French oil giant Total, the only western energy major investing in Iran, will lose its stake in the vast South Pars natural gas field (pictured) to its Chinese partner if it withdraws, according to the boss of state-run National Iranian Oil (NOIC).
Total has spent US$90 million developing the offshore field and faces not being compensated before production opens, Ali Kardor, managing director of NIOC, told the media in Tehran. Kardor did not say whether Total would receive any compensation if it pulled out of the project in the Iranian section of the planet’s largest gas deposit. Total was unavailable for comment.
The Paris-based firm signed Iran’s biggest international energy deal since the international community agreed in 2015 to ease economic sanctions on Iran in exchange for limits on its nuclear programme. Total committed in July to develop phase 11 of the substantial South Pars field, pledging investment of US$1 billion.
Donald Trump has until May 12 to decide whether he will re-impose sanctions, putting pressure on Total because of its US interests.
Total has a 50.1-per-cent stake in the 20-year South Pars project, with the China National Petroleum Corporation holding 30 per cent and Iran’s Petropars with 19.9 per cent.

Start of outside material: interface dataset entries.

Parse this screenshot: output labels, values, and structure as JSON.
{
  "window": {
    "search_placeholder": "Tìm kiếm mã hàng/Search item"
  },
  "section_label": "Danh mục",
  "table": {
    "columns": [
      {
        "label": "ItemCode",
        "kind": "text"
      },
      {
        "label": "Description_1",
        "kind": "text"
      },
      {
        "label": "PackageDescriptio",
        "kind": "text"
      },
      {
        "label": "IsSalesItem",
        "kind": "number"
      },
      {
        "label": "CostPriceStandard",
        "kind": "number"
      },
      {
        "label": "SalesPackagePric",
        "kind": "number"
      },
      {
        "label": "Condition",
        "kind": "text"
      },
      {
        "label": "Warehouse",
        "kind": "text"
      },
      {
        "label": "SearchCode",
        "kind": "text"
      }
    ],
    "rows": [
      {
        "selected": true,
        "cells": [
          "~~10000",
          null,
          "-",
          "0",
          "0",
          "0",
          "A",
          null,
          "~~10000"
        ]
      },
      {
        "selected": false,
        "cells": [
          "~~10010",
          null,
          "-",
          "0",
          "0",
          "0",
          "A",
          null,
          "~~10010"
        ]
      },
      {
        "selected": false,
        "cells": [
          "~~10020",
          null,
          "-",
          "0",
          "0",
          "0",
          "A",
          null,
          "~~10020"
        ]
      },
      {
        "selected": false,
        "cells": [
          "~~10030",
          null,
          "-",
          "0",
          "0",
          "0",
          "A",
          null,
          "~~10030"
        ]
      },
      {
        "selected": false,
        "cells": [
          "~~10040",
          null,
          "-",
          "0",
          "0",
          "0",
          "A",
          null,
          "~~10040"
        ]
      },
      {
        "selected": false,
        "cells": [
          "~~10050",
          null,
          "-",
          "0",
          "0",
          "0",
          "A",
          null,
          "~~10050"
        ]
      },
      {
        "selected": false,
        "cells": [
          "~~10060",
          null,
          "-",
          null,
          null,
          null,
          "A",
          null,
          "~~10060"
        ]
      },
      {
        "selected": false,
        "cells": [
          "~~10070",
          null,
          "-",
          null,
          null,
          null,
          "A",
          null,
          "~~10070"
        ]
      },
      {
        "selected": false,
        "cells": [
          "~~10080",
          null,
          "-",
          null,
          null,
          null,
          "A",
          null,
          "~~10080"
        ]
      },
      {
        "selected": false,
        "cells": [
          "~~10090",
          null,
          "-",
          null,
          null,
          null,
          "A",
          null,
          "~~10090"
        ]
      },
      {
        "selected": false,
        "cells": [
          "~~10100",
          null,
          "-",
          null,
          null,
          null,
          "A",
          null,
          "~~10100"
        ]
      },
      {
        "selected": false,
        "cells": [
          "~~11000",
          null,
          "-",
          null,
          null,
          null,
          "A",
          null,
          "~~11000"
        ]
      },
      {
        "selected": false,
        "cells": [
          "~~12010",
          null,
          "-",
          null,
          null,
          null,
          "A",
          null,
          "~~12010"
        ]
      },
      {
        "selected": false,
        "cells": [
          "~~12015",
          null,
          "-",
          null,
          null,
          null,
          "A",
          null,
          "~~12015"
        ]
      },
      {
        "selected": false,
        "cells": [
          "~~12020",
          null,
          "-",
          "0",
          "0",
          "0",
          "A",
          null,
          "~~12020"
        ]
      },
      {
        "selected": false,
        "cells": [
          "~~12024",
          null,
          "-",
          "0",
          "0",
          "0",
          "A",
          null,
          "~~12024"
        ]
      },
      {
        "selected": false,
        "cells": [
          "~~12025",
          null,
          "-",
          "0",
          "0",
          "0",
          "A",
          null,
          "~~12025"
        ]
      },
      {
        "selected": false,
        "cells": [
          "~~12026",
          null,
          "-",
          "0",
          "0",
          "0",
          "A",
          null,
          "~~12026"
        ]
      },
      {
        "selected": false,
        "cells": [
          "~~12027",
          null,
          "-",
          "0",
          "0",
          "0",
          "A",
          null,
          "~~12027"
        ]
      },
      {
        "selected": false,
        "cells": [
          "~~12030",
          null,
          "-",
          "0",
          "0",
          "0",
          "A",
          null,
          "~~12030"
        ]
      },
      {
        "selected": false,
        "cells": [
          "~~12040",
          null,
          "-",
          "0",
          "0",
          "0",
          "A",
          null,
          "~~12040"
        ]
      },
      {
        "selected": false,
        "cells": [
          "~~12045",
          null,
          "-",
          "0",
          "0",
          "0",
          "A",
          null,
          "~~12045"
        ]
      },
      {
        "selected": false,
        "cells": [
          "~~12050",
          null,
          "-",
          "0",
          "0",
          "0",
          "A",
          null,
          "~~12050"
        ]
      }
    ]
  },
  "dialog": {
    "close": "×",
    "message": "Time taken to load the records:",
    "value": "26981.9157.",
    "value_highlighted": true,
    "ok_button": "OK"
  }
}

If Total withdrew, Tehran would hand the company’s stake to CNPC, based on the contract, Kardor announced.
Iran has the world’s largest gas reserves, estimated by BP at 33 trillion cubic metres, and is the third-biggest oil producer in Opec, the Organisation of Petroleum Exporting Countries. Total was working at South Pars until sanctions forced it to abandon the field in 2009.
In the North Sea, Total has confirmed plans to axe another 50 Aberdeen jobs after it said in March that it planned to cut 250 staff following its merger with Denmark’s Maersk Oil.
After a review, Total said it would increase that to above 300, adding that it was continuing to discuss ways to reduce the impact of the cuts.
A spokesman said: “Total is making progress with its reorganisation in Aberdeen following the acquisition of Maersk Oil.
“Our initial plans suggested that around 250 positions would need to close, after further review, however, we now propose to increase that number to slightly above 300. We continue consulting with our staff to find ways of mitigating the impact of this reorganisation.”
Total’s €7 billion acquisition of Maersk Oil has consolidated its place as one of the North Sea’s largest operators.
Westhill-based Total UK now has around 1,500 staff in the northeast of Scotland.
Both Total and Maersk employed around 700 people in exploration and production in Aberdeen when the deal was initially announced in August 2017.
Last week Total appointed managing director Jean-Luc Guiziou to oversee the acquisition.
Guiziou said: “[I] look forward to bringing together the Total and Maersk Oil affiliates here in Aberdeen.”
South Pars natural gas field. Picture credit: Wikimedia